Dry cleaning and doing laundry can be a tedious task. Not only can the costs really add up, but the tension of trying to remove a stain from your favourite satin blouse or woollen jersey can be frustrating too. There are so many tips and tricks that could help you avoid going to dry cleaners, some work and others can be a big fail.
Through trial and error, our fashion editor has gotten super close to various washing powders; liquids; would-be-hacks and dry cleaners alike. Here are her top tips to make your laundry day a little less painful.
Do the hacks really work?
You have probably come across an internet dry cleaning hack or two, and raised an eyebrow at the absurdity of it all. Should really spritz your clothes with hairspray to get rid of pesky stains, or use lemon juice on armpit stains? Probably not. There are definitely some home recipes that actually do work, but we suggest that you first do your homework before trying a particular tip. You should also keep in mind that different fabrics react differently to various hacks; for example, what works on cotton won’t necessarily work on wool. When trying internet dry cleaning hacks, our fashion editor has learnt to err on the side of caution.
Read more: Winter fashion hacks you need to know
Timing is crucial
The longer you wait to deal with certain (stubborn) stains, the more embedded into the fabric fibres they will become. Stains such as grease, red wine and ketchup should really be rinsed as soon as they happen. So yes, that means you put the burger down and rinse the stain with cold water even before attempting using a detergent. The best way to remove these stains is to spot treat. Blot the affected area with a paper towel, then apply an enzyme detergent. Let it soak overnight and wash in the morning. Avoid excessive rubbing of the fabric, as this can lead to fading colour and even damaging the garment.
This is probably one that we deal with the most in the fashion and beauty industry. And from my experience, removing makeup stains can be more difficult depending on the fabric, but dry cleaning is not always necessary. Cotton is one of the worst fabrics to get makeup on as the makeup seems to immediately adhere to the fibres, so no need to rush with this one. A little bit of elbow grease and liquid detergent work best. For satin (or other fabrics with more slip) good old makeup remover (like Micellar water) works wonders. Pour a fair amount on a cotton ball then dab the affected area until the makeup is fully removed.
Mesh laundry bags
I’m pretty sure someone has tried to sell you one of these, and you’ve though “oh hell no, waist of money!”. Truth is, these nifty little bags really can save you money in the long run. They help prevent damaging your delicate clothing from stray zips and hooks in the washing machine; and they can minimize certain fabrics from getting stretched while washing. Items like lingerie, silk clothing, sweaters and cardigans will really benefit from being washed in one of these if you are not dry cleaning them. We say get one now, and save bucks later.

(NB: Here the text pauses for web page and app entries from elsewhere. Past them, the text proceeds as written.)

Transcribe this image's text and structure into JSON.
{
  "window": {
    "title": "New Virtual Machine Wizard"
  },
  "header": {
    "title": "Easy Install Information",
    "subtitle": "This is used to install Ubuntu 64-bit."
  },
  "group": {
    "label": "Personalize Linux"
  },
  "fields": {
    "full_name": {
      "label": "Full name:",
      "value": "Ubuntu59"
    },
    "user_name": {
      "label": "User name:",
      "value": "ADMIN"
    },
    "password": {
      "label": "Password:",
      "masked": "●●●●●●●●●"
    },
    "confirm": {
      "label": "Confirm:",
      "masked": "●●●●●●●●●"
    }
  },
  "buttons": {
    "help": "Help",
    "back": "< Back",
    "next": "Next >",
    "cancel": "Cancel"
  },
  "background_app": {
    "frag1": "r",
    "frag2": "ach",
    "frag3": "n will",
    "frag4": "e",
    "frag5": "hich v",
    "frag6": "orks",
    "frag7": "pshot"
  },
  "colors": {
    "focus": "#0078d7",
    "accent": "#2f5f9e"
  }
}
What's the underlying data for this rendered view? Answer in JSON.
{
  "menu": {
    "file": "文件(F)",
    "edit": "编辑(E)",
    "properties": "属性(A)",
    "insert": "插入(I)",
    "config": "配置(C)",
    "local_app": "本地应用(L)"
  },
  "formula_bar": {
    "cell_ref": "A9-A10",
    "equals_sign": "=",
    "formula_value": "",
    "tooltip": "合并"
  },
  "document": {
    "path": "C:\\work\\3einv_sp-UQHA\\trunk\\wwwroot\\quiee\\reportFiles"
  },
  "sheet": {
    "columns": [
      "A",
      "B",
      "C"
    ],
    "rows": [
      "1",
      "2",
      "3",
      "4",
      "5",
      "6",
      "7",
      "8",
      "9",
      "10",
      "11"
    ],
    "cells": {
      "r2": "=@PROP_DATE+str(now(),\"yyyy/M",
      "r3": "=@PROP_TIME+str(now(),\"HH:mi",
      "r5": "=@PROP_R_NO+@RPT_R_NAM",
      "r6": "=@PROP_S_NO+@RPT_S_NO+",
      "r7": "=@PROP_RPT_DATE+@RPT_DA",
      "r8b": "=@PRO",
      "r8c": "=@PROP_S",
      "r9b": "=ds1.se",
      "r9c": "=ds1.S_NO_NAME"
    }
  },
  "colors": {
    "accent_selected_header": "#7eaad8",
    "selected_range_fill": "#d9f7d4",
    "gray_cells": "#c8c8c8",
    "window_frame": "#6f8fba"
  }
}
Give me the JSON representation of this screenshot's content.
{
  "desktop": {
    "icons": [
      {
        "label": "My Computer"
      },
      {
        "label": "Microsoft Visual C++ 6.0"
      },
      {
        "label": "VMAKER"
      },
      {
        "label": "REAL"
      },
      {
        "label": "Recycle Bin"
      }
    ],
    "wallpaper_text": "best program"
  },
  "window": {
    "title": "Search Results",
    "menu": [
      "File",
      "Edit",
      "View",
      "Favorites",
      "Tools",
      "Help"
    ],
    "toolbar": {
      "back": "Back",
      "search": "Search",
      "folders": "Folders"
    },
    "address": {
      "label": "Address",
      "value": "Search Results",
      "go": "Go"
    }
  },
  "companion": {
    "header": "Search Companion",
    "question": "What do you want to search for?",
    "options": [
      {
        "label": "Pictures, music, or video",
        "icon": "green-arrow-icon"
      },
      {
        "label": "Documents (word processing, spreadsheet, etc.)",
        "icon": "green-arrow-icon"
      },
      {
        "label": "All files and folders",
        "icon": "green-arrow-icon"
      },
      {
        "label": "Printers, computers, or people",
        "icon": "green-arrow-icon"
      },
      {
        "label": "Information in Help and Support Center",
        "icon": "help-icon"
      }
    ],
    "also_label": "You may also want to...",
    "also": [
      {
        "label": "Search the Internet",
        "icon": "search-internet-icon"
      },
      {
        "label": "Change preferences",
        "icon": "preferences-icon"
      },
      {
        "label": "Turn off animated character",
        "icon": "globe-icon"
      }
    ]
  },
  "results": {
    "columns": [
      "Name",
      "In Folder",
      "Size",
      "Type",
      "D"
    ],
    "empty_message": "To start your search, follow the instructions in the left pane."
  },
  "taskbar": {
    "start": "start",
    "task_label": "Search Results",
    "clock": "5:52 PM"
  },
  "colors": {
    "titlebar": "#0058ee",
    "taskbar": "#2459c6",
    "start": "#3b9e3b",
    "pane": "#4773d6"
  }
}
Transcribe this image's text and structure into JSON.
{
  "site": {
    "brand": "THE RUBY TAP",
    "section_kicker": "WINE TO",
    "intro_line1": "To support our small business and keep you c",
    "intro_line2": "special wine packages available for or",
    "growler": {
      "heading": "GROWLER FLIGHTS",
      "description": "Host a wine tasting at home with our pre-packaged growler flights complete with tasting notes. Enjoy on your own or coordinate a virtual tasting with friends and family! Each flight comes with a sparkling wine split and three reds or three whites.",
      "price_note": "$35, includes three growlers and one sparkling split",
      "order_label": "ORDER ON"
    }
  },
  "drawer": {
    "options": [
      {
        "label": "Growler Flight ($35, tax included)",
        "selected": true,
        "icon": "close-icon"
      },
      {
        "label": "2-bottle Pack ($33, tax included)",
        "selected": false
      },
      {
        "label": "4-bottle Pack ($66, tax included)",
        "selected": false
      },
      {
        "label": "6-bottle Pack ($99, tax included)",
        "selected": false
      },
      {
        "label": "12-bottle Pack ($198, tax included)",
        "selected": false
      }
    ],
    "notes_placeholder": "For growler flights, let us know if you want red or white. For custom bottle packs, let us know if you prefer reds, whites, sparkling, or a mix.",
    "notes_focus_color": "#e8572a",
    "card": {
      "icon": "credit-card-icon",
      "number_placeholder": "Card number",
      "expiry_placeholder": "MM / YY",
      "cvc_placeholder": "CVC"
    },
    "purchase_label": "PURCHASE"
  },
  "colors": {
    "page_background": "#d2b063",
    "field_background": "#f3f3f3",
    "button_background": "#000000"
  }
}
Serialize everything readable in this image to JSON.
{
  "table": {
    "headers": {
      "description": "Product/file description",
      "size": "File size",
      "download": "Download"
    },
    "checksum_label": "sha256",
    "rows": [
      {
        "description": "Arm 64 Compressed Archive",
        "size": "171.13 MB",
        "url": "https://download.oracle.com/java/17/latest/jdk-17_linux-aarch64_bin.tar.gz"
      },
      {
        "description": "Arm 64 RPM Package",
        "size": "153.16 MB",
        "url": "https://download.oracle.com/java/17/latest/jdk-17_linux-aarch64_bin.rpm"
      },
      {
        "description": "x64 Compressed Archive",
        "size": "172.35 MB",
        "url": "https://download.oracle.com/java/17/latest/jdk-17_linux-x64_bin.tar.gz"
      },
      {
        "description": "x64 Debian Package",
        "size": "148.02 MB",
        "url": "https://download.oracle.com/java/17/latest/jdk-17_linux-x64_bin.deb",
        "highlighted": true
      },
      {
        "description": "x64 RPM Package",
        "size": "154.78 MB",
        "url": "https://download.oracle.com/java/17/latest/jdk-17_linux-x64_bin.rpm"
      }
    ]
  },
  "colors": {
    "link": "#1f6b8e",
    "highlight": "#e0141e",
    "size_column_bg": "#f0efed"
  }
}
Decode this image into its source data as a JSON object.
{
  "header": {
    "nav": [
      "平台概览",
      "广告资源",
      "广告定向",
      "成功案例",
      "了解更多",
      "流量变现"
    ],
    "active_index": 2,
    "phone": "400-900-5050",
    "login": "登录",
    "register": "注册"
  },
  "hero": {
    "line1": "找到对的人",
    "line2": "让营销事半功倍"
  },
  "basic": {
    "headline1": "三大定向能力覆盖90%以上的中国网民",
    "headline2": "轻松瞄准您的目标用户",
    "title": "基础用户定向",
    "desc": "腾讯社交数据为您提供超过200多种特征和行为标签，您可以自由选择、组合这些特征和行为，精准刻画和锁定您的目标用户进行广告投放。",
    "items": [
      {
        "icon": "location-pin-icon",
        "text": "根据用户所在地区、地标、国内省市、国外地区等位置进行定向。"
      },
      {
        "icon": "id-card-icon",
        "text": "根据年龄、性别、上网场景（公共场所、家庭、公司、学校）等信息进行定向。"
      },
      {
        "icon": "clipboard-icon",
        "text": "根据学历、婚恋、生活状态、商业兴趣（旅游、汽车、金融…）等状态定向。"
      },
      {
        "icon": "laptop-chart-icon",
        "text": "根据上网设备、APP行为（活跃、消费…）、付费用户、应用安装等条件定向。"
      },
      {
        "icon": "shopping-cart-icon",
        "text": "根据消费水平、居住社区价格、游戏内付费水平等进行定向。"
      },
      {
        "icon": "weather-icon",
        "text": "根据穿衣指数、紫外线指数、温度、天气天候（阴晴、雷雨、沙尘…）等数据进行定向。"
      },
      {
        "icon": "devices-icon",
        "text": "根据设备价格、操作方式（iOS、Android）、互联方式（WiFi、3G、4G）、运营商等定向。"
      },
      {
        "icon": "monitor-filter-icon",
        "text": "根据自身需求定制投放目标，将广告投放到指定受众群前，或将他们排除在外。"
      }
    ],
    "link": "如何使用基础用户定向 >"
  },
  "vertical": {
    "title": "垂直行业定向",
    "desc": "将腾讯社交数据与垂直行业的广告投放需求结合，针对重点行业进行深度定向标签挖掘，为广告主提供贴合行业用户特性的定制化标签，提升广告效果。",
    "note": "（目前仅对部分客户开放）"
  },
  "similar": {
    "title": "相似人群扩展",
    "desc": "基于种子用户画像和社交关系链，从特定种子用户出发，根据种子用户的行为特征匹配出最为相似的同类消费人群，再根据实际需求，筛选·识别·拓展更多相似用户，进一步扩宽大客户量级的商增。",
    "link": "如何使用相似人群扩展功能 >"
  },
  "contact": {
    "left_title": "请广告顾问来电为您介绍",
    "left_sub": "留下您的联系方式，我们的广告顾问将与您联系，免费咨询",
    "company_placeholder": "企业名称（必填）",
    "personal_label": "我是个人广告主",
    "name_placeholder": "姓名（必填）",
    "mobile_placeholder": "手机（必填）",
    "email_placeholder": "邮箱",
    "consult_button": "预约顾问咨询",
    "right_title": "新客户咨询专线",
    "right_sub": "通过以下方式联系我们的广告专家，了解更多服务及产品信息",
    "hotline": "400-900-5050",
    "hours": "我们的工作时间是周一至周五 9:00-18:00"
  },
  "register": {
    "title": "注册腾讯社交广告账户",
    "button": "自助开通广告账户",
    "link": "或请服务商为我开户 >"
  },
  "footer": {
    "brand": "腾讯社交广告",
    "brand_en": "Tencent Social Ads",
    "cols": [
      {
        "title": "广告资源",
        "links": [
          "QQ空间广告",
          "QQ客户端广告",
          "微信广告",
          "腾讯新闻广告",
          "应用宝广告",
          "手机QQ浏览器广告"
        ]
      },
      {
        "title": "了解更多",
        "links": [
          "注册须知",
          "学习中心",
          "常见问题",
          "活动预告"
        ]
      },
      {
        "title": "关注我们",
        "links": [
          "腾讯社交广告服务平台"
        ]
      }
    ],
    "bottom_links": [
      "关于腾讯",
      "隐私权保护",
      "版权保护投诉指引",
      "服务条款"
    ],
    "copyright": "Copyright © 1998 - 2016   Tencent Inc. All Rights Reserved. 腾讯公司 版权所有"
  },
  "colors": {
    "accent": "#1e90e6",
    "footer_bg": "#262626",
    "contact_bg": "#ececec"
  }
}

Storage is just as important
Whether you’re putting it away for a week, or until the next season, how you store your clothing is equally as important to their preservation as how you wash them. Yes, your clothing can suffocate, causing discolouration and slight stains to turn yellow. Choose dark and dry places to keep your clothing. This way you’ll avoid mildew forming, and unwanted insects from making their home in your clothing.
Read more: declutter your cupboard in 5 easy steps
But wait, there’s more…
Storing seasonal clothing f or the next season is totally normal. It is, however, just as important to take care of the garments before you put them away. You should definitely dry clean or home wash these clothes before storing them away. Even if something doesn’t look dirty, it’s best to wash it to avoid set in, yellow “stains” from forming while in storage. Pre-washing your clothing will help you avoid finding pests when you go to wear your old jumper 6 months later.
Real dry cleaning is (sometimes) a must
Saving a buck by doing most of your laundry at home is great, but there are items that you have to send for dry cleaning. Fabrics like silk; velvet; suede; linen and even some denims really do benefit from a professional touch. Dry cleaning keeps clothing dye intact for longer; prevents wear & tear from machine washing; and can help remove stubborn stains that just wont come out with regular washing.